Here's a little tidbit I just ran across.

Regarding how time skews equations in Quantum Theory, here's a quote (from the very end of the article):

..."But Hawking has already done it, with a much simpler idea. Suppose the universe is undergoing the Big Crunch, when all the stars and galaxies come raining down, and the universe is rolled up into a little ball, as it was during the Big Bang. Suppose we want to calculate the instantaneous four-dimensional radius of the universe:

dR = sqrt( dr**2 - dt**2 )

When the rate of change becomes zero, the spatial radius of the universe is very small, but non-zero, all because of the minus sign contributed by time. And time squared is negative only because time is an imaginary number. This is another way of saying time travel in the physical universe is impossible. The past and future of the physical universe do not exist."...

It's from:
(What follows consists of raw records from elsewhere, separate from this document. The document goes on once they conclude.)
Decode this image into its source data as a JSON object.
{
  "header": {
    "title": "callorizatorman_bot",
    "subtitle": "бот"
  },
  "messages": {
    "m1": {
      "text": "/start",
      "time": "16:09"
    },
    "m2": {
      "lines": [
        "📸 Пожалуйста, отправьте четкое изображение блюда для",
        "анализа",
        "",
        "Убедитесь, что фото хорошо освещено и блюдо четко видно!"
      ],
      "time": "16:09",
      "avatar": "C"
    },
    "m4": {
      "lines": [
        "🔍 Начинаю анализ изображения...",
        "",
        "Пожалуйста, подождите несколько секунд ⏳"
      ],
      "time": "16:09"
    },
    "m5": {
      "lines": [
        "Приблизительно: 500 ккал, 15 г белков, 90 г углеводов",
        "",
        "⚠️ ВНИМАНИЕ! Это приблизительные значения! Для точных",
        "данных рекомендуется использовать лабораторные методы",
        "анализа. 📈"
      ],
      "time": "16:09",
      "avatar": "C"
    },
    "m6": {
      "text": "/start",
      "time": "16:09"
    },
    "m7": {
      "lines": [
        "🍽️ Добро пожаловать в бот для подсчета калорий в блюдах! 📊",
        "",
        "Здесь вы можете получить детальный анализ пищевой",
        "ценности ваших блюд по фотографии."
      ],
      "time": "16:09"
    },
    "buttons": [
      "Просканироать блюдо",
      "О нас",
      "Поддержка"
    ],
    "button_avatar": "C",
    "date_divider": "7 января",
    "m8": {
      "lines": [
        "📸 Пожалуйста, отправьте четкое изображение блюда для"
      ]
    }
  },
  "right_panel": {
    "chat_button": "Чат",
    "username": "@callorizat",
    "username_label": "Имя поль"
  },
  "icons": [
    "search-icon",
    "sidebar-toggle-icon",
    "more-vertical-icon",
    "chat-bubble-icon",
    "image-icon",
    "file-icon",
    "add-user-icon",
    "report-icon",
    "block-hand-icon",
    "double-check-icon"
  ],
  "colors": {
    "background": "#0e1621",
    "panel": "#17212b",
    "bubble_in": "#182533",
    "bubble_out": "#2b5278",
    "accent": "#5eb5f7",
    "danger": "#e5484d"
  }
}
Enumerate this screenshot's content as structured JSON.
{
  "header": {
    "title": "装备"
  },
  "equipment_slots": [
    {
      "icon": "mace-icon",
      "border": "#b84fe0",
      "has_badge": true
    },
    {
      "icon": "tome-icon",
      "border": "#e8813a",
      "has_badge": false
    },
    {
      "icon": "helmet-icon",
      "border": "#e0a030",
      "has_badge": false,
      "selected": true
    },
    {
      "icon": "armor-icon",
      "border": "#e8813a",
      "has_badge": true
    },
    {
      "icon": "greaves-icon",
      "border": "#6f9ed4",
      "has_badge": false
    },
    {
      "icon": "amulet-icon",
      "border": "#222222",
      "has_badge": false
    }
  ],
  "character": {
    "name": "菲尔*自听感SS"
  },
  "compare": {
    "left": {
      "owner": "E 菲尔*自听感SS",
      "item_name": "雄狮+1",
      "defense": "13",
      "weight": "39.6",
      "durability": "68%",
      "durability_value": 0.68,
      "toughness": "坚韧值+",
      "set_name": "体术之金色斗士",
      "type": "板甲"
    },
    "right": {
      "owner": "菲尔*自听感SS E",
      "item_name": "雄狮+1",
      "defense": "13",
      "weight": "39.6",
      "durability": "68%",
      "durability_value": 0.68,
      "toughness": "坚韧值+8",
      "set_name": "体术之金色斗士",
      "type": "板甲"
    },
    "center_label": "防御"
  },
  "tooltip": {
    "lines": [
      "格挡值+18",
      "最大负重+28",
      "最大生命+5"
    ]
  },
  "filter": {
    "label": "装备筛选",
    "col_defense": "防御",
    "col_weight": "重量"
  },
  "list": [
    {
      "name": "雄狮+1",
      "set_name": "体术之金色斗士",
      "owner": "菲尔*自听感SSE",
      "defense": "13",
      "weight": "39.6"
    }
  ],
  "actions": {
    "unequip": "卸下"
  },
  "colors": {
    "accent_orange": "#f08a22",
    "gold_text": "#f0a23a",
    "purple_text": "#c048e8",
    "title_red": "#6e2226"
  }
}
Very impressive article at http://members.aol.com/Thales97/physic21.htm
The author covers a LOT of ground. I don't have the knowledge it takes to grasp the concepts of many of the equations we often see plastering the pages of QM academic papers, but I do understand that mathematitions and physicists often take the liberty to insert imaginary terms into their equations in order to "force" a desired result. And the result they are looking for quite often has no application in the "real" world. Theoretical Physics is just that -- playing mind games with numbers! I agree with the statement that "...time travel in the physical universe is impossible", but not because it can be "proven" mathematically, but because it doesn't make sense logically.